§ **Component data from apps and pages**:
▬▬▬

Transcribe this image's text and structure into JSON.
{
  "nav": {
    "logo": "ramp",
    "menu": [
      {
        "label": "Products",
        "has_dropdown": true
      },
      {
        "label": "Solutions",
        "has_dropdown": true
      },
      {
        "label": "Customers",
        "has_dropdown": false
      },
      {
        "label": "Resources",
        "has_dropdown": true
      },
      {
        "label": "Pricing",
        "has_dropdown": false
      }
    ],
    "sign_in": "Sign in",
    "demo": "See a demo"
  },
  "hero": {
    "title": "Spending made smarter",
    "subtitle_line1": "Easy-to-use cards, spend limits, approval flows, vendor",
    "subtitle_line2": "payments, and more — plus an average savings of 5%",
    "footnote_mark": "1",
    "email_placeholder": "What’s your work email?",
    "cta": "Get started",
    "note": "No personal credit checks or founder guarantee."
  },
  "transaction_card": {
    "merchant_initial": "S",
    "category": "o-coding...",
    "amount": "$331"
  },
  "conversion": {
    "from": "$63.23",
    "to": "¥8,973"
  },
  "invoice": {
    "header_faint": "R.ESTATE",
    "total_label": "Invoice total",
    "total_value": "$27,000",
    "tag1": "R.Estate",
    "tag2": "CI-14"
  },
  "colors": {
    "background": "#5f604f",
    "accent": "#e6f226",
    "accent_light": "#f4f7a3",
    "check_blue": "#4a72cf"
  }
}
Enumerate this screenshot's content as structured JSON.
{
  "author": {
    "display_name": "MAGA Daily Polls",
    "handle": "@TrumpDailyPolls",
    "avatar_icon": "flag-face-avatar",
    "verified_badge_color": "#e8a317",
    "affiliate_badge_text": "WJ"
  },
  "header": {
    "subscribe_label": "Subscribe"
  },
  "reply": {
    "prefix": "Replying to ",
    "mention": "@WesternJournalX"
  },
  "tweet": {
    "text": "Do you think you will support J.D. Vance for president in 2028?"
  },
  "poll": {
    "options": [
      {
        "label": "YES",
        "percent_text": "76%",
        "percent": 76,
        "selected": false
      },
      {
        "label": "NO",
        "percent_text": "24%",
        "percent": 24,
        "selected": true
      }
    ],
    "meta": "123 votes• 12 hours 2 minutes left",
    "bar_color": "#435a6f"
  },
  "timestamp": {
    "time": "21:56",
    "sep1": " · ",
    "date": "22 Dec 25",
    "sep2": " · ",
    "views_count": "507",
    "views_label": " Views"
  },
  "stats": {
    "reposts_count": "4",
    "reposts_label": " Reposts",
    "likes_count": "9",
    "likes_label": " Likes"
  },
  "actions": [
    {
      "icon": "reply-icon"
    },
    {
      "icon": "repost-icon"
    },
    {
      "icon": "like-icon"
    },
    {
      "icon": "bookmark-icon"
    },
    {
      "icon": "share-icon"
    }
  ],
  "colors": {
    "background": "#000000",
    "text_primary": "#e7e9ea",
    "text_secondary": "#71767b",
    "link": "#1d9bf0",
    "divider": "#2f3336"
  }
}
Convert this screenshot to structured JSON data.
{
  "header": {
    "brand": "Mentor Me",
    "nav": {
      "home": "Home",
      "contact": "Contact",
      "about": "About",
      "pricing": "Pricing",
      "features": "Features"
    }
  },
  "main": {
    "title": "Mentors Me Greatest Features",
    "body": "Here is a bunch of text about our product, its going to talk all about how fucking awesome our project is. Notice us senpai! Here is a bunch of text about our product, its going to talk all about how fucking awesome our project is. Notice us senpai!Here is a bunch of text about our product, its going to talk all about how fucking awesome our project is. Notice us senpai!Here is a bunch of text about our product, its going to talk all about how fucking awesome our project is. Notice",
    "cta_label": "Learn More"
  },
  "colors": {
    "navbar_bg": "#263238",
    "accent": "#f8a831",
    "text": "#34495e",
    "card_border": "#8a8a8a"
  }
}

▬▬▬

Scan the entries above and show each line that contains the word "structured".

Enumerate this screenshot's content as structured JSON.
Convert this screenshot to structured JSON data.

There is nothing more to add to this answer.